** The problem **
The data below is to be set down exactly.

[Website and app data records]
#####
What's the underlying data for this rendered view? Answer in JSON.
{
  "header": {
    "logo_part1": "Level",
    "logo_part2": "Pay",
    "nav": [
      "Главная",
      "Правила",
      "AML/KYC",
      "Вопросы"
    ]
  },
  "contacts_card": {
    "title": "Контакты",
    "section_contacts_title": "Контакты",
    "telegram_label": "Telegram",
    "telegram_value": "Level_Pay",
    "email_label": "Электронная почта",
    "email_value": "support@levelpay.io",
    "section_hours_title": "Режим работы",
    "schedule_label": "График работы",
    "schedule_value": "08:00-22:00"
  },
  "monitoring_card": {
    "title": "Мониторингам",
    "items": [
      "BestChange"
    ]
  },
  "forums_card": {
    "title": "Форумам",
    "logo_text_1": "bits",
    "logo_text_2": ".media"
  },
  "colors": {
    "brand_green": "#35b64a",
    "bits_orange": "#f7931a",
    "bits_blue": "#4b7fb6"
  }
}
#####
** Result for this task **
What's the underlying data for this rendered view? Answer in JSON.
{
  "header": {
    "logo_part1": "Level",
    "logo_part2": "Pay",
    "nav": [
      "Главная",
      "Правила",
      "AML/KYC",
      "Вопросы"
    ]
  },
  "contacts_card": {
    "title": "Контакты",
    "section_contacts_title": "Контакты",
    "telegram_label": "Telegram",
    "telegram_value": "Level_Pay",
    "email_label": "Электронная почта",
    "email_value": "support@levelpay.io",
    "section_hours_title": "Режим работы",
    "schedule_label": "График работы",
    "schedule_value": "08:00-22:00"
  },
  "monitoring_card": {
    "title": "Мониторингам",
    "items": [
      "BestChange"
    ]
  },
  "forums_card": {
    "title": "Форумам",
    "logo_text_1": "bits",
    "logo_text_2": ".media"
  },
  "colors": {
    "brand_green": "#35b64a",
    "bits_orange": "#f7931a",
    "bits_blue": "#4b7fb6"
  }
}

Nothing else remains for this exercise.